How did he manage it? Well, he stuck to three rules:
- No distractions
“All I did for the entire weekend was write and sleep. The only times I wasn’t writing or sleeping were to check Twitter a few times a day, to call Mary once per night, and to attend my youngest son’s karate class. Other than those few things, all I did was write. I didn’t mow the lawn. I didn’t clean the house. I ignored all incoming phone calls. I skipped out on attending events, and I declined invitations to hang out with friends. All I did was write. And when I got tired, I slept. And when I woke up, I wrote some more. Did my wrists hurt? Sure. Did I give myself carpal tunnel? It certainly seems like it. Do I feel bad that I missed out on things? Of course. But did I accomplish what I set out to do? Absolutely.”
- Know what you’re going to write ahead of time
“The 40,000 words in one day constituted a complete novella (Sundancing) and part of a novel (The Lost Level). If you’re curious, Sundancing was 20,000 words long. The other 20,000 applied to The Lost Level. In both of these cases, I knew exactly where the story was going before I started the weekend’s writing.
Writing 20,000 words about my experiences at Sundance, and what going there taught me about myself and our industry, was as easy as telling a friend about it over the phone or over drinks (or both). And adding 20,000 words to The Lost Level, while not as easy as the former, was still a breeze because a) I knew that my characters needed to find a crashed Nazi flying saucer and then fight a giant slug, and b) it was fun as hell to write.”
“Had these been novels I was starting from scratch, or had the subject matter been something I didn’t feel as intimate or close to (Sundancing), or simply frivolous and fun to write (The Lost Level) there’s no way I would have written that many words in a day.”
- Quantity over quality
“These were both first drafts. I can not stress that enough. These are first drafts. The 80,000 words I wrote this weekend are not meant to be turned in to a publisher, nor are they ready for you to read. They are the basic foundations of the books to come.”
I don’t think I even need to expand on those points. All I will do is give you some of his final comments to think upon.

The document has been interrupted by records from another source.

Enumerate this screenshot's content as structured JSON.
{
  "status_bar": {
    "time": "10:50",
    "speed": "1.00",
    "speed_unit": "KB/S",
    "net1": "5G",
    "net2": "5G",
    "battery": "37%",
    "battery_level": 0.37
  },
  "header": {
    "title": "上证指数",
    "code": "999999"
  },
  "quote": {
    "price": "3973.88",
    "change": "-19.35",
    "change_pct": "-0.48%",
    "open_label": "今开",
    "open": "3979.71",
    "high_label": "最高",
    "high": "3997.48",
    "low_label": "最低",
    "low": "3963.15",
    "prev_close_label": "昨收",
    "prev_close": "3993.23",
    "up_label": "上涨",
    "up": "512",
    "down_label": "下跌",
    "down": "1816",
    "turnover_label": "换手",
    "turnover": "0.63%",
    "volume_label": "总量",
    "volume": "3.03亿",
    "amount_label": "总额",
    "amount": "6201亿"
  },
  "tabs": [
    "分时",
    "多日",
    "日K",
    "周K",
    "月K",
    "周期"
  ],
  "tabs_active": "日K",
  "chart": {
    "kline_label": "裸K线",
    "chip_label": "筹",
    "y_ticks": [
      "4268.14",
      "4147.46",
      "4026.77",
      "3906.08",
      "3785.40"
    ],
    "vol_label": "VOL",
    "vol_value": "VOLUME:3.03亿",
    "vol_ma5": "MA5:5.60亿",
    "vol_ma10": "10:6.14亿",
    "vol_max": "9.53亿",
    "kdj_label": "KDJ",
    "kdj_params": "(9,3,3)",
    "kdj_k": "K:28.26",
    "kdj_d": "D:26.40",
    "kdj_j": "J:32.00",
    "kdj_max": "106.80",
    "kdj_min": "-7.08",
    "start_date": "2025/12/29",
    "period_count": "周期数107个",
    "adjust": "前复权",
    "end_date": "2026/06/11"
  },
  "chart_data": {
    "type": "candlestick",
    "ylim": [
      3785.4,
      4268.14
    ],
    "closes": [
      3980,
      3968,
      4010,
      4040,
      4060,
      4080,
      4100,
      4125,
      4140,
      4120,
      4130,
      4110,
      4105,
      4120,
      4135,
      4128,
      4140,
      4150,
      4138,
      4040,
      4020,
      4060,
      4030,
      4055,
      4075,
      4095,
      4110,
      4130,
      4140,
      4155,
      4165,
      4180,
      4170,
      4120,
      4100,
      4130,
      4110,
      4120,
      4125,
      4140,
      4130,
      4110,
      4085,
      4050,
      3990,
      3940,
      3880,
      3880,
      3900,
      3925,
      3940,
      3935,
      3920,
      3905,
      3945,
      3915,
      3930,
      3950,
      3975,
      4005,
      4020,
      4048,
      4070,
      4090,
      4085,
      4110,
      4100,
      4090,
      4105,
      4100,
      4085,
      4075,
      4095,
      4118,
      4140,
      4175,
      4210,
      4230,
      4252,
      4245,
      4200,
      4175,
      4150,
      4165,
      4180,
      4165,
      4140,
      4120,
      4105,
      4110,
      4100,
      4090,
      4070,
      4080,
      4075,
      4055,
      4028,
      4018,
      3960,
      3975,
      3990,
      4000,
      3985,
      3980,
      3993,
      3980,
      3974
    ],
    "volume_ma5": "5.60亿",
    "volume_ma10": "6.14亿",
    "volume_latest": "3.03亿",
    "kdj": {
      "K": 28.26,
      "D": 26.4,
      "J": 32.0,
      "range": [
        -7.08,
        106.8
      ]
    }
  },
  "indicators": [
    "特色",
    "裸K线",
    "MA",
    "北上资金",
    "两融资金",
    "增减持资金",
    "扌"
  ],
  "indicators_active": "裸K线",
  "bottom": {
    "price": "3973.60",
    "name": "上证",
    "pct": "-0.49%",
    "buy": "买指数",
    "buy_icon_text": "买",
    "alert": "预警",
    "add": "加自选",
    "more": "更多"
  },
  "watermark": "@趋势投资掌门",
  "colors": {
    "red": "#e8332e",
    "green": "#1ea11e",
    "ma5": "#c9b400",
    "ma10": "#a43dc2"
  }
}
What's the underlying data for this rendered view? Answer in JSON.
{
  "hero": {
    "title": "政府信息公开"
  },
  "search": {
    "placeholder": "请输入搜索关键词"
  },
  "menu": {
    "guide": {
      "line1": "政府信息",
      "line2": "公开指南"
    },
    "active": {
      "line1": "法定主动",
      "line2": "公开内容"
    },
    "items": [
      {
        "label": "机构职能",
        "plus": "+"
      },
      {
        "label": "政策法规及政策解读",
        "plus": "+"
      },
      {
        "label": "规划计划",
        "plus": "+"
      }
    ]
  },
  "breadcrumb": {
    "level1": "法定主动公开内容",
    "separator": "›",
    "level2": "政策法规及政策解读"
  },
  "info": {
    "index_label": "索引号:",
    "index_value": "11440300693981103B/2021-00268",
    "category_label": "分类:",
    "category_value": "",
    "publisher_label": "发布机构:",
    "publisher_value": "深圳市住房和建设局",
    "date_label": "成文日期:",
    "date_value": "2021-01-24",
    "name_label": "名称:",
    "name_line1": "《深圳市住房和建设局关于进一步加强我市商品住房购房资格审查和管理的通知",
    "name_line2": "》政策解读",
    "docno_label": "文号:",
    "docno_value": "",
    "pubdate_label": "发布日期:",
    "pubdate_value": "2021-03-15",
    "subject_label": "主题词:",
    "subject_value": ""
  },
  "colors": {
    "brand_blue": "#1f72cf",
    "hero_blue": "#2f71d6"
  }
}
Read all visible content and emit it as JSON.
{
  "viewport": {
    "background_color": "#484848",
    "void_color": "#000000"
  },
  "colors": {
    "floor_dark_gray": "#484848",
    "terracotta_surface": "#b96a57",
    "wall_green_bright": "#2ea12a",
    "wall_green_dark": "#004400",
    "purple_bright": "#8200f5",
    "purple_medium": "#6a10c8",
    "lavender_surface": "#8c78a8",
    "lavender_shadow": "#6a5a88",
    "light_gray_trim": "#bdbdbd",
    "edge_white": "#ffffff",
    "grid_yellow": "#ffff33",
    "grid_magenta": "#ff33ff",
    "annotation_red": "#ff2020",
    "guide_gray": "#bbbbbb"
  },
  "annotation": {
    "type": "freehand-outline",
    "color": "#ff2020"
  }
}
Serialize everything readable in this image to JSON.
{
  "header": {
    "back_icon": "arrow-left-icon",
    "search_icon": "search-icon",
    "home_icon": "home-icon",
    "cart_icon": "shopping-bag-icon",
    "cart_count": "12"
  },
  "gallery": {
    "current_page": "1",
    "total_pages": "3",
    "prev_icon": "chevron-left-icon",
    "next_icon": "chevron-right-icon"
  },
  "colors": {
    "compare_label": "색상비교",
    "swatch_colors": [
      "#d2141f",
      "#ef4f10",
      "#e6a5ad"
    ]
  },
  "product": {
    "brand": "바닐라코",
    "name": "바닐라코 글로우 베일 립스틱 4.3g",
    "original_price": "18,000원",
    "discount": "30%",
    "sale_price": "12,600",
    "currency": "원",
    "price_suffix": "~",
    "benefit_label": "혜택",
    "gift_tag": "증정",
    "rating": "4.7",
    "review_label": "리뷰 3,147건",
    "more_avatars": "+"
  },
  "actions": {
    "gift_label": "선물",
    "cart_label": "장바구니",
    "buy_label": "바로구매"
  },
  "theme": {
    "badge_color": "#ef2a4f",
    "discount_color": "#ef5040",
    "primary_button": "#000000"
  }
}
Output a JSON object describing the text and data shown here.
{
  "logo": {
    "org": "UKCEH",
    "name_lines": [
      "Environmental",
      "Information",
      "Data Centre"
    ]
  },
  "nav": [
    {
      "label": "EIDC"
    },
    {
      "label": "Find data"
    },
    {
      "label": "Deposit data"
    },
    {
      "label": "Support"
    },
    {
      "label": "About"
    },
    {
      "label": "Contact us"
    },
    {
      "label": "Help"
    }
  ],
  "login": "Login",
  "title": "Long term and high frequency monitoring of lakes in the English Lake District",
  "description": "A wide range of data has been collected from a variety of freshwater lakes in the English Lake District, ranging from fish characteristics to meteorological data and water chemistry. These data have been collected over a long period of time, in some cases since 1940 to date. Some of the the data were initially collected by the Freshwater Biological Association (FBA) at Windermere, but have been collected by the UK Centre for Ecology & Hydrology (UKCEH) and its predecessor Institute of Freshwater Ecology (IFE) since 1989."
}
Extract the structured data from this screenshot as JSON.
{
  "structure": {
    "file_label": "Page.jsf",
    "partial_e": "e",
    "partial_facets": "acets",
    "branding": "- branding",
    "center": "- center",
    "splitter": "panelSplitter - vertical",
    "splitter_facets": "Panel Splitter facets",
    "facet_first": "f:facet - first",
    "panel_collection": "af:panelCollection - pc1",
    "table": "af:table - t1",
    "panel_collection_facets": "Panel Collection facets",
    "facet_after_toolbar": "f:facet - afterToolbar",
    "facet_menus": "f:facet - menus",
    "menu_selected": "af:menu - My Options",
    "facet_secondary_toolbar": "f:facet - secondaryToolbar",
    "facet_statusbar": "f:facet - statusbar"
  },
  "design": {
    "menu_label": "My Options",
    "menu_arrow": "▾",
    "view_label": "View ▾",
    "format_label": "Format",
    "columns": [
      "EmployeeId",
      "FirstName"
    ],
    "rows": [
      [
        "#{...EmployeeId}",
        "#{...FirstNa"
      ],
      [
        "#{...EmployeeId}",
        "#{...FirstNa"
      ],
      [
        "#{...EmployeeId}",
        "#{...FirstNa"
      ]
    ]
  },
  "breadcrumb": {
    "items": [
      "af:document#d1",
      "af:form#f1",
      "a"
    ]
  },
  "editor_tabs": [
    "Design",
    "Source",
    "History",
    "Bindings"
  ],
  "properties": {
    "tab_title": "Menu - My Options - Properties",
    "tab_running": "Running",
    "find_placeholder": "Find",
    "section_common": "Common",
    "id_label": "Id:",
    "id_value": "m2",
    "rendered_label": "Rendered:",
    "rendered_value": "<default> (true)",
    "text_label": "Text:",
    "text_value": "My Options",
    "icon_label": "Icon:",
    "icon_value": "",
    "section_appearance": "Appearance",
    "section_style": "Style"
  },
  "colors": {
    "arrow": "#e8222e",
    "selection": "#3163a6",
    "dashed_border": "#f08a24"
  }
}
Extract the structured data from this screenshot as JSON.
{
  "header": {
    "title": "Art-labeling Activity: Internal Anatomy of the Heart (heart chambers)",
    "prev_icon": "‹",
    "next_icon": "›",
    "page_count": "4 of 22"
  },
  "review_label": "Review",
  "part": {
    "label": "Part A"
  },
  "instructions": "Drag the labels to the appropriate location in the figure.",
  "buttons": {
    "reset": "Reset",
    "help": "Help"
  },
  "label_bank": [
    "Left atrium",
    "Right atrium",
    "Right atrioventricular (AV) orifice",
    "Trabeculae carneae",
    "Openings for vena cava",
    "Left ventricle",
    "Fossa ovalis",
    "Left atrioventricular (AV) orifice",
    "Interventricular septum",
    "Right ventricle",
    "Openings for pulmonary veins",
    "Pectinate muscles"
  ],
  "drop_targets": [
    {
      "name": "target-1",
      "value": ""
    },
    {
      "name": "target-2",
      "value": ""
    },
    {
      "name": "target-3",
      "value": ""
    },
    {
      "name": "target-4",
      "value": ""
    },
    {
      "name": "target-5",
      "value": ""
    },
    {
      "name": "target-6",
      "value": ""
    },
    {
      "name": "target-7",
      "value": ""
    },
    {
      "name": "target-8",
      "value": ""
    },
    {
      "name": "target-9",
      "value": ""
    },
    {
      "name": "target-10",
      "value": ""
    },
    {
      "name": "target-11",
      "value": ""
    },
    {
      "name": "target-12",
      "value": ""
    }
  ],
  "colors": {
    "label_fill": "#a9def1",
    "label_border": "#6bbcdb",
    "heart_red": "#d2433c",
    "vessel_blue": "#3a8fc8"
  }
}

“The important thing to remember is this — writers get too hung up on word counts. It doesn’t matter if you produce 1,000 words per day or 10,000 words per day. What matters is that you produce words. Novels and stories don’t write themselves. Ass in chair, fingers on keyboard, repeat as necessary is the best method I know. If you’ve written 1,000 words today and someone else has written twice that amount, it doesn’t matter. What matters is that you’ve written. Be proud of what you’ve produced.”
If you’ve taken part in NaNoWriMo this year, congratulations, and I hope you’ve enjoyed yourself.
What are your best tips for writing? How do you motivate yourself to start? And when’s the right time to stop?
Lifelong geek, and now admin at Worlds Beyond.